#### DATA TO USE ####

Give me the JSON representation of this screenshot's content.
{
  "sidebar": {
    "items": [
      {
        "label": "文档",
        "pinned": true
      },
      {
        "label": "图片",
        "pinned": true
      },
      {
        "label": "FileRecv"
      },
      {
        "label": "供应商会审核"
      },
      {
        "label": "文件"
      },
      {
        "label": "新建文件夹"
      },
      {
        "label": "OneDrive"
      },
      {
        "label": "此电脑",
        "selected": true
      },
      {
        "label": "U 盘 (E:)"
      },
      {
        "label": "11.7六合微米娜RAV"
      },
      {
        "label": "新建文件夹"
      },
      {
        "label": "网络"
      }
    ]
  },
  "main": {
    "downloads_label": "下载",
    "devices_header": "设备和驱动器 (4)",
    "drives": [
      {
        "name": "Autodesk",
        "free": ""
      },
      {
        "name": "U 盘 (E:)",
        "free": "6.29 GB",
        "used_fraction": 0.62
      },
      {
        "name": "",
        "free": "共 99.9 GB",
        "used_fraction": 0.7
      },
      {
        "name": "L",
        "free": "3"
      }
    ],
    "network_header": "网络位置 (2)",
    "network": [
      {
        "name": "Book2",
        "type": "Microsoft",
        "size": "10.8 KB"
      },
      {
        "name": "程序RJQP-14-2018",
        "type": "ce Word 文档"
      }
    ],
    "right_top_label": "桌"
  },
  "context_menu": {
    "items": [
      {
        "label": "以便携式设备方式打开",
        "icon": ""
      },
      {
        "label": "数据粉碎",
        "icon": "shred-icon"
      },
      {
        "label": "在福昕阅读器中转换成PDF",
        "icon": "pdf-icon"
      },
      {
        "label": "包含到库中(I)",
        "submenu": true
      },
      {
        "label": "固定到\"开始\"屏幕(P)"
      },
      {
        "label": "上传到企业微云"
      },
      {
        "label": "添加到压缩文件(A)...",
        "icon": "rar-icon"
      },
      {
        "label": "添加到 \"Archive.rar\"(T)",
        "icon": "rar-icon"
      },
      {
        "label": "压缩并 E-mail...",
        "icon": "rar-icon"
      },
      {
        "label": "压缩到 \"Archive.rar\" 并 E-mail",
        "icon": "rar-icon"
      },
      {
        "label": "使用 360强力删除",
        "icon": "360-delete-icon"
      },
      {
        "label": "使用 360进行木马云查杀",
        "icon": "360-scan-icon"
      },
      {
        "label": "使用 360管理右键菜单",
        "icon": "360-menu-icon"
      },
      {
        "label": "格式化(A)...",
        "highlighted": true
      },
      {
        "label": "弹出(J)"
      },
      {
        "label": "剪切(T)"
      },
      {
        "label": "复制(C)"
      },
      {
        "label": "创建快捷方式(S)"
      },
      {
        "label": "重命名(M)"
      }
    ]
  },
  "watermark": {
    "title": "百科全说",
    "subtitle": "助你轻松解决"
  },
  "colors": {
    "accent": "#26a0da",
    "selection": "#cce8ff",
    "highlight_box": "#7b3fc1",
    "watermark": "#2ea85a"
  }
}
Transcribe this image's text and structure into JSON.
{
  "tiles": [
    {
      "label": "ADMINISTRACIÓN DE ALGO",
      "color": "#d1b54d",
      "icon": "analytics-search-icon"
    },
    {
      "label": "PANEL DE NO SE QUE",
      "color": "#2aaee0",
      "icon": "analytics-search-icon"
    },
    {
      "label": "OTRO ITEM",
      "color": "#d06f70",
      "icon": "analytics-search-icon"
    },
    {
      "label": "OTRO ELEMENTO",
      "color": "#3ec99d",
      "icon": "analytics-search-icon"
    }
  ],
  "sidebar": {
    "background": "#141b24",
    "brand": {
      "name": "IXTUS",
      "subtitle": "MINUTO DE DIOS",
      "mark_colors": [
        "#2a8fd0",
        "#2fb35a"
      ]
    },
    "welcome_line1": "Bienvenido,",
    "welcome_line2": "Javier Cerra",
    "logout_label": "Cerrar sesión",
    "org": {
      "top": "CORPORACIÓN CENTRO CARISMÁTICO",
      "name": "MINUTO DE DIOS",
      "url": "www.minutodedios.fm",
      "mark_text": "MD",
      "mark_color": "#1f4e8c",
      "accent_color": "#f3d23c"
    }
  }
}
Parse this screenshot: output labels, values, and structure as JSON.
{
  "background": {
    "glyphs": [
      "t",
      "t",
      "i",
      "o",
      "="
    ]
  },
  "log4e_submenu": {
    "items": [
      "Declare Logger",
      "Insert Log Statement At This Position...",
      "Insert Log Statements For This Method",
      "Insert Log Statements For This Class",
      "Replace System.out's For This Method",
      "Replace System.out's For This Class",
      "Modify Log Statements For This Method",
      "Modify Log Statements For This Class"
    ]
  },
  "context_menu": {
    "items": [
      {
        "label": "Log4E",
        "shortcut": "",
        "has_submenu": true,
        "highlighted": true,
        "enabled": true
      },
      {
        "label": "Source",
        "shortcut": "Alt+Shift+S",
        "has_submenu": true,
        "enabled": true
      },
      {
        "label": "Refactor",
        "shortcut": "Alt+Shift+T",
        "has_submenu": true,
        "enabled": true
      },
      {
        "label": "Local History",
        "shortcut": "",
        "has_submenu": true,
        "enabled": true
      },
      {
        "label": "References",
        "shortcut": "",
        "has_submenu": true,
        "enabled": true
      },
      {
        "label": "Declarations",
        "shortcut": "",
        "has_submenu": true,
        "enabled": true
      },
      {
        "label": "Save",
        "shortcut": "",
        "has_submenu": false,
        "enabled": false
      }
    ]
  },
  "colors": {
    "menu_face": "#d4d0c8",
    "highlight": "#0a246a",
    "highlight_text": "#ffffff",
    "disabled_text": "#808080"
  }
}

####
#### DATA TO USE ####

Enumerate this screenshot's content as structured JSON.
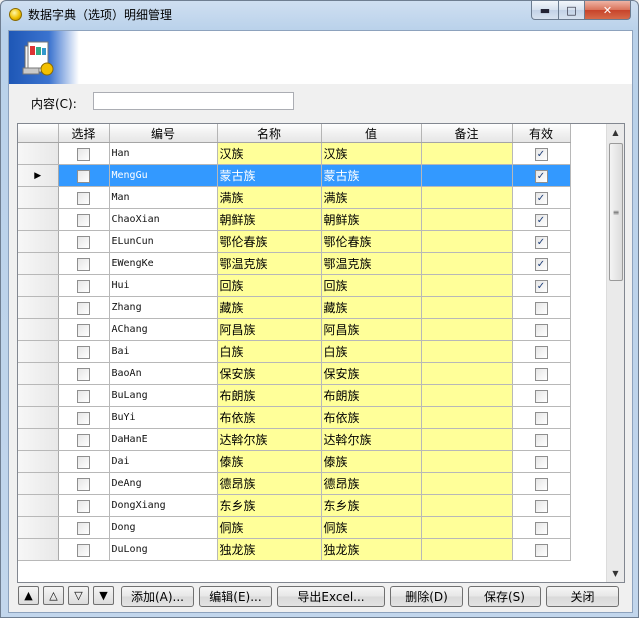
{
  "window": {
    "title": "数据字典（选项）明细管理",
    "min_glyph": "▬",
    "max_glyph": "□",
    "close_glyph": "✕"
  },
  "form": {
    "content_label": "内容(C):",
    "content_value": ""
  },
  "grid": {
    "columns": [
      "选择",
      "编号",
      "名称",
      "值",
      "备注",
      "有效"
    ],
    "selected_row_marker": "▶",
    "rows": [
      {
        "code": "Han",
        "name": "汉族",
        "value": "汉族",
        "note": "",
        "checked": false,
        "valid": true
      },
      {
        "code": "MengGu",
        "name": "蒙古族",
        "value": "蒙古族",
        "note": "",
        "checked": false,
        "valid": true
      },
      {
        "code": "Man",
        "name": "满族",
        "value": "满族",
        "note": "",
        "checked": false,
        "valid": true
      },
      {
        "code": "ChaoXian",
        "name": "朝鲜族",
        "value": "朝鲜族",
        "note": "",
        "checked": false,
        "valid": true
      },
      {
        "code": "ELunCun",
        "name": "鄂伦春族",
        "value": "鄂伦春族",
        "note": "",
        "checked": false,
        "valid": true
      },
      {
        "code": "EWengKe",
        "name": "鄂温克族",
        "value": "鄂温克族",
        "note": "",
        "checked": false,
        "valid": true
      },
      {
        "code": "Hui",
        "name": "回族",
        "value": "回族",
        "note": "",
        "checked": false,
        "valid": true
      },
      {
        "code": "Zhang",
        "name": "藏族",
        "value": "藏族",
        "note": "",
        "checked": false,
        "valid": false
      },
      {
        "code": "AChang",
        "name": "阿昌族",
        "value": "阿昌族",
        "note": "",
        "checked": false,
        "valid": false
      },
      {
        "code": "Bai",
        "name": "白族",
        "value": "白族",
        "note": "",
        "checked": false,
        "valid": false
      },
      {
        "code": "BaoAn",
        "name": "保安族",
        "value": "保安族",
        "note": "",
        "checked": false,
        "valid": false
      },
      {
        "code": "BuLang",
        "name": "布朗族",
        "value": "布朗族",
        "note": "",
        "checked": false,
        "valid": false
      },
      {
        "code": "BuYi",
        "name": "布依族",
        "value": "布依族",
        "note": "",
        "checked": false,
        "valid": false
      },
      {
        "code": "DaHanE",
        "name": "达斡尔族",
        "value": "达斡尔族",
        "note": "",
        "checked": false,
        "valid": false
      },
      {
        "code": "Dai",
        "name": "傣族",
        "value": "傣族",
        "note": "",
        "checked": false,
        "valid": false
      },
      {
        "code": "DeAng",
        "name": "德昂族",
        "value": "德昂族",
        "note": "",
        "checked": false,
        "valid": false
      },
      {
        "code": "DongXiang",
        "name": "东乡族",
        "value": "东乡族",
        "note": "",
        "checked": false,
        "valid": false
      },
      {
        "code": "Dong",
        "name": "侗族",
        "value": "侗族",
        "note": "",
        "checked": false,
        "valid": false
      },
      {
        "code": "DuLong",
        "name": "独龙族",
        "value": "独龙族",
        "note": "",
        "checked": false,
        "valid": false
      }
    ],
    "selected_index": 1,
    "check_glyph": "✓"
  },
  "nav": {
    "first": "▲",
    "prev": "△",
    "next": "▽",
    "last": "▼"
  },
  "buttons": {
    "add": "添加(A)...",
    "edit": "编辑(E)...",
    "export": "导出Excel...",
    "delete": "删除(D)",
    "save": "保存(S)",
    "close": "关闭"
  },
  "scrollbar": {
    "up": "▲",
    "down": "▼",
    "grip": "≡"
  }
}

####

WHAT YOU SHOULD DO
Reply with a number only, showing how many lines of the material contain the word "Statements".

RESPONSE BOX
4